## Supplied data
_ _ _ _
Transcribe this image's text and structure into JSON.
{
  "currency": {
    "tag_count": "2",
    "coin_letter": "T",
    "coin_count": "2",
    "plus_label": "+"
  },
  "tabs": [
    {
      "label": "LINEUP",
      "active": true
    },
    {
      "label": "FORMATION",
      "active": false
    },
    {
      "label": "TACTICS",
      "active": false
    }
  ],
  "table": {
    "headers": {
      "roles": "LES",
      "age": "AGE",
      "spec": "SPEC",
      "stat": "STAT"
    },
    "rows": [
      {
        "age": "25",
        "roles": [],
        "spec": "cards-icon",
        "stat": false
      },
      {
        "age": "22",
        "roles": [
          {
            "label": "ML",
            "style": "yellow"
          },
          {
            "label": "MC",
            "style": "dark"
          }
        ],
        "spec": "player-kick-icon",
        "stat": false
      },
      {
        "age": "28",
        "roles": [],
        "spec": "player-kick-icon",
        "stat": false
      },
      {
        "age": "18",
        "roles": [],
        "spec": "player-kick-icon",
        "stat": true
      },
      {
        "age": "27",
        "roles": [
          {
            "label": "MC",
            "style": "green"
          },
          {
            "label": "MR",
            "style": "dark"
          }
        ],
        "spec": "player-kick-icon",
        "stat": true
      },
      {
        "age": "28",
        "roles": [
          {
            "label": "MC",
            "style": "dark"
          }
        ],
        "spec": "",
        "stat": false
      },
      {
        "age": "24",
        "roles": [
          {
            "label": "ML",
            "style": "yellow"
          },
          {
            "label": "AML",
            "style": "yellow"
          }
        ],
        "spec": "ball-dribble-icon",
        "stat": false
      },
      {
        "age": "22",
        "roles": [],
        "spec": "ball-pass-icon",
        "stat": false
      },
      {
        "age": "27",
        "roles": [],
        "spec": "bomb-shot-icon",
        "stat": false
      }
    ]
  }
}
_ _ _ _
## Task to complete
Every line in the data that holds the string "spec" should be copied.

## Response to this task
      "spec": "SPEC",
        "spec": "cards-icon",
        "spec": "player-kick-icon",
        "spec": "player-kick-icon",
        "spec": "player-kick-icon",
        "spec": "player-kick-icon",
        "spec": "",
        "spec": "ball-dribble-icon",
        "spec": "ball-pass-icon",
        "spec": "bomb-shot-icon",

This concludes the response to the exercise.